Although I agree that tracking web site traffic is important, I tried to convince him to spend less time focusing on it.
HERE’S THE OPPORTUNITY: Yahoo, Netscape, CNN and other household names drive millions of page views each month at their respective web sites (a “page view” is defined as the complete screenful of content — a “page” — that pops up each time a visitor clicks on a link within a site). Page views reflect the degree of usage of a web site, and have become the accepted measure of web site traffic. Like newspaper circulation, the more page views on a site, the more opportunities to put ads in front of people, and they are therefore closely linked to the amount of revenue that a given site can expect to generate from advertising sales.
BUT HERE’S THE PROBLEM. The top 50 web sites on the planet receive 92% of the total ad dollars spent on the Internet (source: Internet Advertising Bureau, www.iab.com). That leaves just 8% to be shared by the rest of us. With millions of web sites out there, it’s unlikely that you will be able to generate enough traffic to build a viable business model for your site based on ad sales.
For most of us therefore, traffic should be considered a secondary measure, and not an end in itself.
Look at it this way. If you owned a clothing store, how much time would you spend counting the number of people who walked through the door each month? Although you would want to understand the relationship between foot traffic and sales, it’s sales that defines success in your business. As in this physical world example, the number of people milling around your web site doesn’t necessarily correlate with your success.
In deciding how to measure the success of a web site, we have to come back to the question of why the site was established in the first place(see“ The Most Important Question to Ask When Building Your Web Site “). There are many possible answers, but here are a few you might want to consider. If you want your site to. . .
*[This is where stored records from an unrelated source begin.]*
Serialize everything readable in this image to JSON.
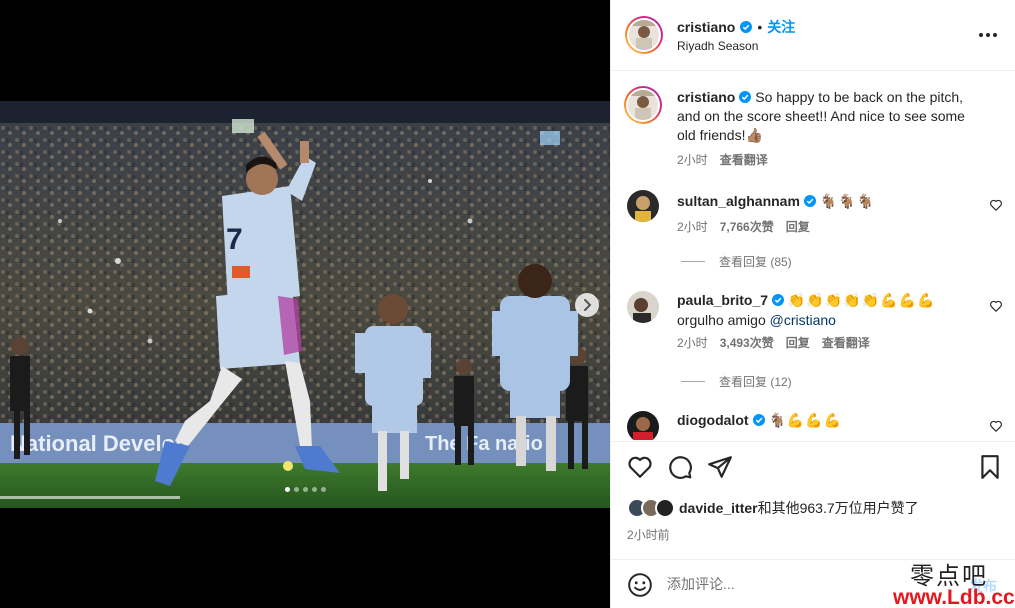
{
  "post": {
    "username": "cristiano",
    "follow_label": "关注",
    "separator": "•",
    "location": "Riyadh Season",
    "more_icon": "more-horizontal-icon"
  },
  "media": {
    "slide_count": 5,
    "active_slide": 1,
    "next_icon": "chevron-right-icon",
    "photo_texts": {
      "jersey_number": "7",
      "banner_text": "National Develop",
      "banner_text_right": "The Fa  natio"
    }
  },
  "caption": {
    "username": "cristiano",
    "text": "So happy to be back on the pitch, and on the score sheet!! And nice to see some old friends!👍🏽",
    "time": "2小时",
    "translate": "查看翻译"
  },
  "comments": [
    {
      "username": "sultan_alghannam",
      "text": "🐐🐐🐐",
      "time": "2小时",
      "likes": "7,766次赞",
      "reply": "回复",
      "view_replies": "查看回复 (85)"
    },
    {
      "username": "paula_brito_7",
      "text": "👏👏👏👏👏💪💪💪",
      "text_line2": "orgulho amigo",
      "mention": "@cristiano",
      "time": "2小时",
      "likes": "3,493次赞",
      "reply": "回复",
      "translate": "查看翻译",
      "view_replies": "查看回复 (12)"
    },
    {
      "username": "diogodalot",
      "text": "🐐💪💪💪"
    }
  ],
  "actions": {
    "like_icon": "heart-icon",
    "comment_icon": "comment-icon",
    "share_icon": "send-icon",
    "save_icon": "bookmark-icon"
  },
  "likes": {
    "user": "davide_itter",
    "rest": "和其他963.7万位用户赞了"
  },
  "time": "2小时前",
  "composer": {
    "placeholder": "添加评论...",
    "post_label": "发布",
    "emoji_icon": "smiley-icon"
  },
  "watermark": {
    "cn": "零点吧",
    "url": "www.Ldb.cc"
  },
  "colors": {
    "accent": "#0095f6",
    "verified": "#0095f6",
    "pitch": "#2f6b25"
  }
}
* Generate Sales: Measure sales
* Create Leads: Measure requests for information
* Acquire New Customers: Measure new customers acquired
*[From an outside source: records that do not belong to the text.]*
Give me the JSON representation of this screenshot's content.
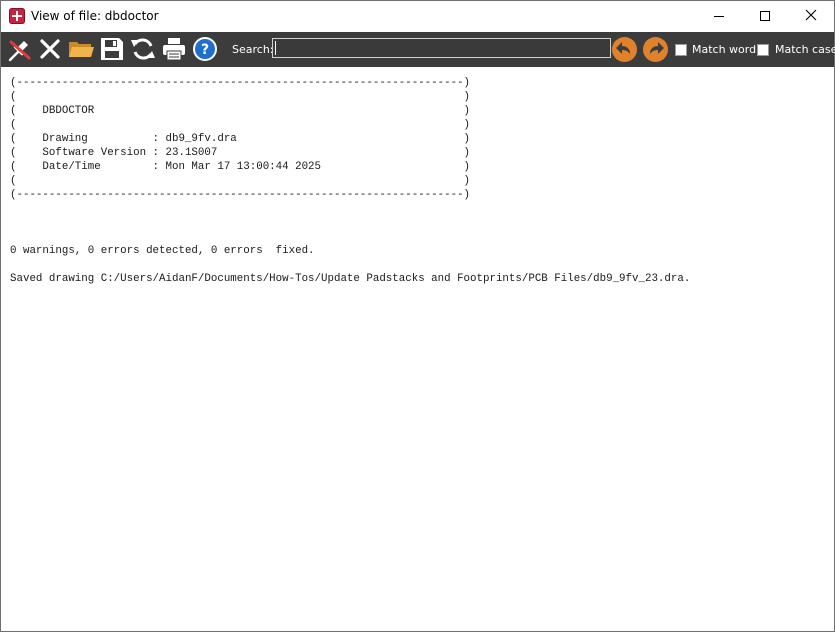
{
  "window": {
    "title": "View of file: dbdoctor",
    "app_icon": "app-logo-icon",
    "controls": [
      "minimize-icon",
      "maximize-icon",
      "close-icon"
    ]
  },
  "toolbar": {
    "buttons": [
      {
        "name": "pin-button",
        "icon": "pin-icon"
      },
      {
        "name": "close-file-button",
        "icon": "x-icon"
      },
      {
        "name": "open-button",
        "icon": "folder-icon"
      },
      {
        "name": "save-button",
        "icon": "floppy-disk-icon"
      },
      {
        "name": "refresh-button",
        "icon": "refresh-icon"
      },
      {
        "name": "print-button",
        "icon": "printer-icon"
      },
      {
        "name": "help-button",
        "icon": "help-icon"
      }
    ],
    "search_label": "Search:",
    "search_value": "",
    "prev_icon": "arrow-left-icon",
    "next_icon": "arrow-right-icon",
    "match_word_label": "Match word",
    "match_word_checked": false,
    "match_case_label": "Match case",
    "match_case_checked": false,
    "accent_color": "#e0822b",
    "toolbar_bg": "#3c3c3c"
  },
  "log": {
    "lines": [
      "(---------------------------------------------------------------------)",
      "(                                                                     )",
      "(    DBDOCTOR                                                         )",
      "(                                                                     )",
      "(    Drawing          : db9_9fv.dra                                   )",
      "(    Software Version : 23.1S007                                      )",
      "(    Date/Time        : Mon Mar 17 13:00:44 2025                      )",
      "(                                                                     )",
      "(---------------------------------------------------------------------)",
      "",
      "",
      "",
      "0 warnings, 0 errors detected, 0 errors  fixed.",
      "",
      "Saved drawing C:/Users/AidanF/Documents/How-Tos/Update Padstacks and Footprints/PCB Files/db9_9fv_23.dra."
    ]
  }
}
* Enhance Your Relationship With Existing Customers: Measure sign-ups to your e-newsletter, incoming emails received from visitors, comments posted on your site bulletin boards
* Reduce Operational Costs: Measure the shift in customer activity from your phone staff to your web site.
These are just a few examples, and your site may need a different definition of success. Whatever metrics you do decide to use however, make sure you are measuring whatever it is you are trying to accomplish.